In some variants, step 14 above includes reads of the forward bias on the excitation sources, the temperature and the supply voltage (this last including a gain change on the fly). However, if we remove these reads the behaviour is still similar.
The capacitor shorting line is also the ADC read line. All of these sense lines are on Port 0. I initialise the sense lines as digital inputs in Open-Drain mode. To read them, our code was just setting the port pin high (turning off the pull-down transistor) and doing a read. It seemed to read reasonable values, even though the reference manual (diagram 11.2 of the BB2 RM) says it shouldn't. I've now re-coded it to re-initialise the pin as an Analog Input for the read, but it doesn't seem to change the behaviour.
I have confirmed in my code and in the debugger that the ground reference is set to the power supply GND pin.
As a trial, I have added an additional step before every reading of the sensors to repeatedly read the ADC Ground channel until it drops below 5 counts. This has reduced the overvoltage, but not significantly. Worse, sometimes it reaches the limit of repeated reads (an arbitrarily-set 250) without dropping to or below 5 counts. We would expect it to drop to 1 or less within one read. Instead, we are seeing a lot of times where it takes tens or even hundreds of reads before it drops to that low a range.
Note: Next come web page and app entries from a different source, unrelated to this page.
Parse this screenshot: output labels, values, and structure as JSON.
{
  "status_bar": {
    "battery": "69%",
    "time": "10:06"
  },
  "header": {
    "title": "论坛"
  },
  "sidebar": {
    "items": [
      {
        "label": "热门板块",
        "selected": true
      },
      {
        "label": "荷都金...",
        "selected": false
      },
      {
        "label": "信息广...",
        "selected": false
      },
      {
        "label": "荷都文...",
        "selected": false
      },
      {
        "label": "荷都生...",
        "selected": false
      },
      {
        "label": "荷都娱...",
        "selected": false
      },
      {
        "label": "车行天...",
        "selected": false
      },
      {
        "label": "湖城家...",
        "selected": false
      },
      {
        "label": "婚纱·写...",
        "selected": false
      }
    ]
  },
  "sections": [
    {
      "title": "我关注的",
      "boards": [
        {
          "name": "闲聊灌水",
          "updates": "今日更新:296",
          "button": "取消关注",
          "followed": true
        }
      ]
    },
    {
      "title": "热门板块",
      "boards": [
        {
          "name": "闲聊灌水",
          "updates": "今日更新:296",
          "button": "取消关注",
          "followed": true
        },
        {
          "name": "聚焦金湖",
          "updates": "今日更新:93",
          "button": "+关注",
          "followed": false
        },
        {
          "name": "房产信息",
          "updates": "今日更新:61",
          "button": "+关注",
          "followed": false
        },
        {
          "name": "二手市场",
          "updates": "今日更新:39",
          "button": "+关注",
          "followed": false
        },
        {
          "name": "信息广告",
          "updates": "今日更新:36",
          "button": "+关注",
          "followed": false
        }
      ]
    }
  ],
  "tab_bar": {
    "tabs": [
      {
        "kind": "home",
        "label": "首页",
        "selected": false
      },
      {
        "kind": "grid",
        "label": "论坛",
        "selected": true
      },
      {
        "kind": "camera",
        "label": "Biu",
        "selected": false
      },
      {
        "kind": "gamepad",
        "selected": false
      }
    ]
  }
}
If I change the limit to 10 counts, it's only 1 read. Why does the GND channel not read 0?
I have posted a lot of details of my ADC and workflow code in this forum discussion (Changing ADC Gain On The Fly).
What is the excitation source? Is it safe to short it to ground? Does it have significant output impedance? Have you observed you power lines?
Thanks for the response.
They're all good questions.
The receiver is a photodiode. I've attached a portion of the schematic that I also posted to the other thread. The data sheet doesn't tell me directly what the impedance is, and it's been too many decades since my EE degree for me to try deriving it from the charts.
The datasheet says the photodiode is "Over-current-proof", but the short-circuit safety is an interesting question. We're not expecting a long lifetime from this particular product (hence the very cheap devices being used). Having said that, we've been using the prototype boards for some months now.
On the dev kit, there's about +/-50mV (peak) of noise on the power supply lines when powered from USB. I'd expect quite a lot less on our custom board when powered by battery (which is how the measurements are taken). Our electronics and systems team members say there was "not enough to be concerned about." We're also very careful to turn on just one LED at a time, and not to take measurements until the lines have had time to settle after switching.
Can you share the complete schematic? Have you been able to observe the input to the ADC with a scope to ensure that the voltage isn't actually changing on the first sample? My first two guesses are that either the voltage is higher for the first sample, or the reference is lower. Unfortunately you can't drive the reference voltage to a pin to monitor it on this part. Do you see the same behavior if you switch your reference to VDD or an external reference?
Hi Joe and thanks for the response,
There's not much to the schematic, but I'm reluctant to share too much on a public forum.
Realistically, the key part of the schematic is that we have several of those photodiodes and matching LEDs to light them up, plus a few LEDs for user interaction, a UART port and a battery. The important/interesting parts of the schematic are in the .PNG file as shared.
All the ADC lines are on P0, together with the UART.
All the LED lines are on P1.
There are no spare pins available.
I've tried switching to the 1.65V reference, but it didn't change the behaviour significantly.
I haven't tried using Vdd as a reference - yet.
We do suspect the voltage might be varying. In our test setup, it shouldn't be - particularly when we turn off the lights in the optics lab to do the tests - but we haven't ruled out the possibility. It's a matter of working out why this might be the case.
If I get a chance during today, I'll put our actual board on the CRO. To check this. The problem is excluding the effects of ambient light - including that from the CRO's display.
With the equipment available at my desk, I've managed to observe the waveforms.
They're not particularly clean, due to ambient light, radiated mains noise, grounding issues, cheap CRO, etc.
However, the waveforms are visually of very similar levels regardless of when they're triggered, which channel it is, etc.